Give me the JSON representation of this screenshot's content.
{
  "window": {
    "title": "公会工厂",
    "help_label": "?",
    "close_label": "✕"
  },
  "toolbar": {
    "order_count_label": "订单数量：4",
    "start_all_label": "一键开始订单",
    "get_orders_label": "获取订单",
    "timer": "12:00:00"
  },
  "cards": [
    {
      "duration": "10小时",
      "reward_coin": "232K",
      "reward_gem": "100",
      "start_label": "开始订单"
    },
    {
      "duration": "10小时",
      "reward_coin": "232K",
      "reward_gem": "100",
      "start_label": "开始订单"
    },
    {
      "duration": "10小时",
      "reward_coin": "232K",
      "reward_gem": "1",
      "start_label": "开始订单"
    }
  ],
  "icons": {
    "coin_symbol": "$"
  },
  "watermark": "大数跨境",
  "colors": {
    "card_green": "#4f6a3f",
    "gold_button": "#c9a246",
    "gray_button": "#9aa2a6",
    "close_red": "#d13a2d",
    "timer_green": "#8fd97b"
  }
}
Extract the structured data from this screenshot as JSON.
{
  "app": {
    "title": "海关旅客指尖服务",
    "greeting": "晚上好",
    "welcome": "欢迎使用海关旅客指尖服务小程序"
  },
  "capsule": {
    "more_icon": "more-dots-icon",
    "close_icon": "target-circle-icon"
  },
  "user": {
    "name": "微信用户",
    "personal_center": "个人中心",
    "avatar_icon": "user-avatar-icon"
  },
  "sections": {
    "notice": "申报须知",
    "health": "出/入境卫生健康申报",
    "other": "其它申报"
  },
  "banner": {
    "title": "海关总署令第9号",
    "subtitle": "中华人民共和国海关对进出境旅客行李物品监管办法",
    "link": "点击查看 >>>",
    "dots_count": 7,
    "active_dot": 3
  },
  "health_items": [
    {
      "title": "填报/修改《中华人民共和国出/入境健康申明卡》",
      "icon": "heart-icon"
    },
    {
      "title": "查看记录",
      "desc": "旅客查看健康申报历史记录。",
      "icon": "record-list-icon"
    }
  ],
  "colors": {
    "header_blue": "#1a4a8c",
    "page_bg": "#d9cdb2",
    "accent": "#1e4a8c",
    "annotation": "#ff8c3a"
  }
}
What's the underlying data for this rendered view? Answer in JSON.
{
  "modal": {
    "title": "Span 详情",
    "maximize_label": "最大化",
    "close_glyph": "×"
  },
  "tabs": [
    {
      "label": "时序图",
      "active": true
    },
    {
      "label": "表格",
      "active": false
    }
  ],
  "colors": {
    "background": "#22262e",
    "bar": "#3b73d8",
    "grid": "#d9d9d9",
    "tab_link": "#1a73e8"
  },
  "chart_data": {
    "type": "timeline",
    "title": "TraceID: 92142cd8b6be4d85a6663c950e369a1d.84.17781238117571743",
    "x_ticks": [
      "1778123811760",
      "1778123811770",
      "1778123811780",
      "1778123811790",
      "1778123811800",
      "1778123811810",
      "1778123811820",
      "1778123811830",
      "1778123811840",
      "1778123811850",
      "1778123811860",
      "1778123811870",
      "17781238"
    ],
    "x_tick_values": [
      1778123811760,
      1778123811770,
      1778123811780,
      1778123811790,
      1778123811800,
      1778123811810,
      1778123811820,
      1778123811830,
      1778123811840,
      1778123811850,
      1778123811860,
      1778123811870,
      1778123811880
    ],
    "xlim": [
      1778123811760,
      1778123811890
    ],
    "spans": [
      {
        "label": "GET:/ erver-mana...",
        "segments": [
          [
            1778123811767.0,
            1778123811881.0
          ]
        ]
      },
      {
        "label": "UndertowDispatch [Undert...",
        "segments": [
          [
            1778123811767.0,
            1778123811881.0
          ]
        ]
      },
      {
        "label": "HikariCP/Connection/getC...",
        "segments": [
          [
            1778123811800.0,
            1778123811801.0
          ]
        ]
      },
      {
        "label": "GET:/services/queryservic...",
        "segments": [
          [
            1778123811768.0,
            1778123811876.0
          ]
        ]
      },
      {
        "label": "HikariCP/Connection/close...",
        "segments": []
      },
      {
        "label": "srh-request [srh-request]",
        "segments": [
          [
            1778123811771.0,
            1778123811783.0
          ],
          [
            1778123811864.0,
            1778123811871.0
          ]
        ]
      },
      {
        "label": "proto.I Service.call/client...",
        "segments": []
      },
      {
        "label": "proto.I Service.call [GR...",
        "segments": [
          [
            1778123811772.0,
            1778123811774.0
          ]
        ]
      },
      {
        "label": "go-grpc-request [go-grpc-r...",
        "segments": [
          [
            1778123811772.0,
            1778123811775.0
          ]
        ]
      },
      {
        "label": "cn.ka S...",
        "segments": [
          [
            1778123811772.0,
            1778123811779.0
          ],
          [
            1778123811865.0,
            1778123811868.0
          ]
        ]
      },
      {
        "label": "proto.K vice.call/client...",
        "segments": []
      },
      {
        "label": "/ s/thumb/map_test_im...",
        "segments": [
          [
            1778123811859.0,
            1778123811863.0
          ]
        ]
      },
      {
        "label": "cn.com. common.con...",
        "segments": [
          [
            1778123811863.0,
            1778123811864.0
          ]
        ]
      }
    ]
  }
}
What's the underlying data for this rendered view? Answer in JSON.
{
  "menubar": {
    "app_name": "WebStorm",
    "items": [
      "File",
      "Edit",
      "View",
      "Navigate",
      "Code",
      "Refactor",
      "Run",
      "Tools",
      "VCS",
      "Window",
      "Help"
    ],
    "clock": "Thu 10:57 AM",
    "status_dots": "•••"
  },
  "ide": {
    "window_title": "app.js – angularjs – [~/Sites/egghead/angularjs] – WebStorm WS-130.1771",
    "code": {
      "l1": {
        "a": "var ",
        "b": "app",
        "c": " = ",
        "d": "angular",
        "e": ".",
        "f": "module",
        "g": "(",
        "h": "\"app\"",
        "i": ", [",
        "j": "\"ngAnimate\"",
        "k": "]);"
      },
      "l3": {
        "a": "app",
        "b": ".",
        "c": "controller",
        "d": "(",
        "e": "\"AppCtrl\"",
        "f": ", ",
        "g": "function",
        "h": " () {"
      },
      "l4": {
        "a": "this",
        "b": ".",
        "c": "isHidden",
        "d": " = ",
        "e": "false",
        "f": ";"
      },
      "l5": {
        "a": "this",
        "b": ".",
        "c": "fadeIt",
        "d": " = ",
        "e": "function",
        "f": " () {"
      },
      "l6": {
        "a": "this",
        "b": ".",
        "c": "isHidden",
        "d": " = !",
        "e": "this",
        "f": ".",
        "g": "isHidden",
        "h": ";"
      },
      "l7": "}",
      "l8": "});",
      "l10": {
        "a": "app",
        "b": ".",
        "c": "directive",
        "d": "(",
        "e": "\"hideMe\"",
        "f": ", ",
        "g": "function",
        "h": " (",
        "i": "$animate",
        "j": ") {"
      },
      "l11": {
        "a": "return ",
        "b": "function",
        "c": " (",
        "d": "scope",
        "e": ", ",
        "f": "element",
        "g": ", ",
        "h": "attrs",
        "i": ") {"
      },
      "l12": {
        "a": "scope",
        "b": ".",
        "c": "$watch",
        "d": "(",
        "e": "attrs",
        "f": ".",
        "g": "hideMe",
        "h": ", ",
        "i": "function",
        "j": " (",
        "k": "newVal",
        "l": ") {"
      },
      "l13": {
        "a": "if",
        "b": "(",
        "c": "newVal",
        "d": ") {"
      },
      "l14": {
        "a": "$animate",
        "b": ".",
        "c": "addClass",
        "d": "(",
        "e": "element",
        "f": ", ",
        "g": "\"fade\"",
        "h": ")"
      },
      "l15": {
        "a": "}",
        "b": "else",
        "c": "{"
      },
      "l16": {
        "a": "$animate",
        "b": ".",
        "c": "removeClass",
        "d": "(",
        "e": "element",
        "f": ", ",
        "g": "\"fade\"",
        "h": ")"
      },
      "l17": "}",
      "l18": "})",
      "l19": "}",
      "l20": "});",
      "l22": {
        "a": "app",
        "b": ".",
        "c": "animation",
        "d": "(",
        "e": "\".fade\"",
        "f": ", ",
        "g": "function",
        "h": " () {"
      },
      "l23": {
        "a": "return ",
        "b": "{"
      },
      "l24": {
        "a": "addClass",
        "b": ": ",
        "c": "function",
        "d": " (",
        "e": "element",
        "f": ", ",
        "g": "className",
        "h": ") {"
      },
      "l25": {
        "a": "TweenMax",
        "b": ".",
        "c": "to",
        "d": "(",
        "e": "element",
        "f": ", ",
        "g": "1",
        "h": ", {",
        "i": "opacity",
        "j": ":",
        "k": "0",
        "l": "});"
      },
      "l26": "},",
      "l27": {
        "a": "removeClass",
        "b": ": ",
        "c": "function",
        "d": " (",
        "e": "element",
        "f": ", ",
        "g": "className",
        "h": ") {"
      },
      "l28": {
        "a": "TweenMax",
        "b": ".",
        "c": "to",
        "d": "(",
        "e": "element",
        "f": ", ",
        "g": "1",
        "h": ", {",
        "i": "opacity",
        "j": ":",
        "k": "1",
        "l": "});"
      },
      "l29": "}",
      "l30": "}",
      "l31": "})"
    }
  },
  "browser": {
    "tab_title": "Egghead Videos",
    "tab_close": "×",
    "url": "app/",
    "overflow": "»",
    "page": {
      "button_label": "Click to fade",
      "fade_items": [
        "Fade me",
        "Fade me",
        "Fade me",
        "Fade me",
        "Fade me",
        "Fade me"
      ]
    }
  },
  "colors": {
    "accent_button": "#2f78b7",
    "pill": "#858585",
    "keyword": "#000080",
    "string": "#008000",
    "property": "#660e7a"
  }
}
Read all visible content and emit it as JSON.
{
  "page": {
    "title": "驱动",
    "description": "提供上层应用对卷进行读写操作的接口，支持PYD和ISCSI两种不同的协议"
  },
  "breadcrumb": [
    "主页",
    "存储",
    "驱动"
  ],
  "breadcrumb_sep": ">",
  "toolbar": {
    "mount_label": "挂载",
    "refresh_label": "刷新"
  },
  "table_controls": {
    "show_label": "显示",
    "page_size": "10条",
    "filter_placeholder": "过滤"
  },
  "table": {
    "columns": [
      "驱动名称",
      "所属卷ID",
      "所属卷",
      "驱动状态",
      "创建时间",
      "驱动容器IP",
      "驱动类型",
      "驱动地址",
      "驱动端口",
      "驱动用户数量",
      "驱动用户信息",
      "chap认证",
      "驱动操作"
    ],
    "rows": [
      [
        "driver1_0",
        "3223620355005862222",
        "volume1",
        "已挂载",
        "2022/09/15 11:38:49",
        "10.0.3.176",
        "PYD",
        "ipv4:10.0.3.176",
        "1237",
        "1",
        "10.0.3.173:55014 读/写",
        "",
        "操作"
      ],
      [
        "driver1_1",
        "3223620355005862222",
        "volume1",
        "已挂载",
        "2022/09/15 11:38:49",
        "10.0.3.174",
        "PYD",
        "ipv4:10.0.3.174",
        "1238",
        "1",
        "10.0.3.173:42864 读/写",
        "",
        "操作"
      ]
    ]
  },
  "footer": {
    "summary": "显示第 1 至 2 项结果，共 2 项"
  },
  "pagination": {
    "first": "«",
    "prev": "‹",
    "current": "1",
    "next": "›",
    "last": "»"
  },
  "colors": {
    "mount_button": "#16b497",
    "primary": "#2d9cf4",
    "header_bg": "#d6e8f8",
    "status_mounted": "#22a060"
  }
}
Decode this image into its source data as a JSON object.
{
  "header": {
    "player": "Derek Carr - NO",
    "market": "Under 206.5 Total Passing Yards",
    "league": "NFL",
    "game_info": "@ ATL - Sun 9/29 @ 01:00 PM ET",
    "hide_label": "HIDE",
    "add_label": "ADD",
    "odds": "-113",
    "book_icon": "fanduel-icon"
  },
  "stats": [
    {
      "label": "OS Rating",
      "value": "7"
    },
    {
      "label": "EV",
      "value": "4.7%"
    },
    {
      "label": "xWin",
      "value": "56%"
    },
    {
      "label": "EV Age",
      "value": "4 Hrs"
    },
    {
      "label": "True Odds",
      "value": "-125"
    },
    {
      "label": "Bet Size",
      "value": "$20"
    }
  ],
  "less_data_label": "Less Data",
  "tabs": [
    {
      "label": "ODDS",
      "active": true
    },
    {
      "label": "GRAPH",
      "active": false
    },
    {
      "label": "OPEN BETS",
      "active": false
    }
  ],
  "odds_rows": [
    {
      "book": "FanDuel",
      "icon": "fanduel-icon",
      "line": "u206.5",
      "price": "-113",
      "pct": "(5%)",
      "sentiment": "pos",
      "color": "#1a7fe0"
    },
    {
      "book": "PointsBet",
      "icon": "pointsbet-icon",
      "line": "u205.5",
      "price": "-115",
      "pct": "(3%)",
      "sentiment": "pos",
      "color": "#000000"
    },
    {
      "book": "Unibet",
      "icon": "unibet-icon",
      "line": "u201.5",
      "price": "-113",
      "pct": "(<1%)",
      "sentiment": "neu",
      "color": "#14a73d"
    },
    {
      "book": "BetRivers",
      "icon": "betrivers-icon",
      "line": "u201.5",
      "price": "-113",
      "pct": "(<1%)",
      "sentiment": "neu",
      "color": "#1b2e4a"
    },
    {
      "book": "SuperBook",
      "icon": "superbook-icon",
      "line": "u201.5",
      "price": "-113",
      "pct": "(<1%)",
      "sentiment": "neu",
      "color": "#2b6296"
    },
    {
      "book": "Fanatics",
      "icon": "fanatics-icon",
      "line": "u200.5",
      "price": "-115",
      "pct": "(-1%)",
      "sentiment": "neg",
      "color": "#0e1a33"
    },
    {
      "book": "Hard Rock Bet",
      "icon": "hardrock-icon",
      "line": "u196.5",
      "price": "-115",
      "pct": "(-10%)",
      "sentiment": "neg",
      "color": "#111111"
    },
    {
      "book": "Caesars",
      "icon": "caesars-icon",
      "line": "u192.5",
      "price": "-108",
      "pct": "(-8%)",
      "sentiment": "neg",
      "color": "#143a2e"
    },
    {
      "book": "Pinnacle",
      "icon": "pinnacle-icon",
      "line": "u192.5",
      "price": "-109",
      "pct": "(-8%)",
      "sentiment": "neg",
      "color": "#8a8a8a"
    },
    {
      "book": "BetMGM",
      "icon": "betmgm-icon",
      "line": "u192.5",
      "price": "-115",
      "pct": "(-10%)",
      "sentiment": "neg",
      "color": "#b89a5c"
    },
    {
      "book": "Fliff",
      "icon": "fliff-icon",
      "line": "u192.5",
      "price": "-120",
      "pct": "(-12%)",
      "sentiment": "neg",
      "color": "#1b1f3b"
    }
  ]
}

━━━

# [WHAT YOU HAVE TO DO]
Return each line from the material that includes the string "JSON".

# [EXERCISE ANSWER]
Give me the JSON representation of this screenshot's content.
Extract the structured data from this screenshot as JSON.
What's the underlying data for this rendered view? Answer in JSON.
What's the underlying data for this rendered view? Answer in JSON.
Read all visible content and emit it as JSON.
Decode this image into its source data as a JSON object.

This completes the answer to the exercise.